Once again, we need to avoid naked numbers. As Frameworks explains, “When presenting data on disparities, never leave the interpretation of those statistics up to chance. Proactively point the public to the meaning you wish to convey with the data.”
In other words, we have to point out that the numbers show disparities (to avoid naked numbers), but that alone is insufficient.
We also have to explain why those disparities exist and prevent our audience from reaching the wrong conclusion.
Sequencing matters too, as we talked about in the section above on starting a message with shared values or shared goals. Before we bring up an equity problem in a particular policy area, we can start the conversation by getting our audience on board with the notion that there is a problem in that area, whether it’s school discipline practices, maternal mortality, or cuts to Early Childhood Intervention (ECI) services that affect people from all backgrounds.
Once they recognize there’s a problem with the broader policy issue, they should be more receptive to hearing about racial disparities in that policy issue without blaming people of color. If we start with racial injustice, on the other hand, we may lose people.
The Opportunity Agenda’s overview of criminal justice reform serves as an example, starting with the problems in the system and then introducing the issue of racial disparities.
They explain the sequencing concept this way: “Opening conversations with values like opportunity helps to emphasize society’s role in affording a fair chance to everyone. But starting conversations here does not mean avoiding discussions of race. We suggest bridging from shared values to the roles of racial equity and inclusion in fulfilling those values for all.”

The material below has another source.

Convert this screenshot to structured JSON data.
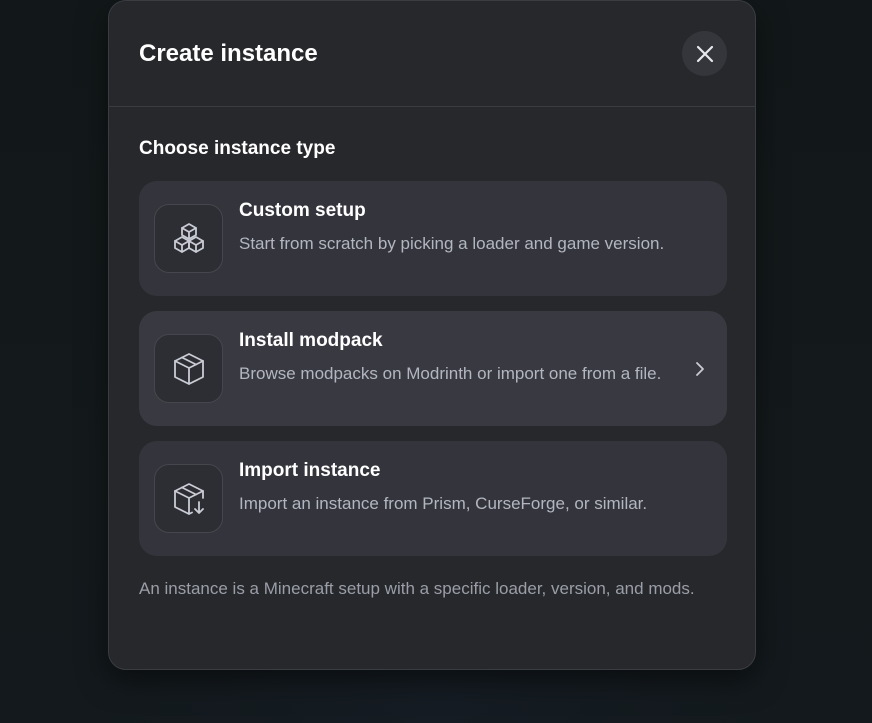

Finally, to effectively communicate about equity, we need to quickly offer solutions, as noted earlier. Frameworks says, “A common sub-theme is that people are unable to see practical solutions to the race question….When people are presented with effective solutions, they are able to more clearly understand where the system breaks down and how we might fix it.”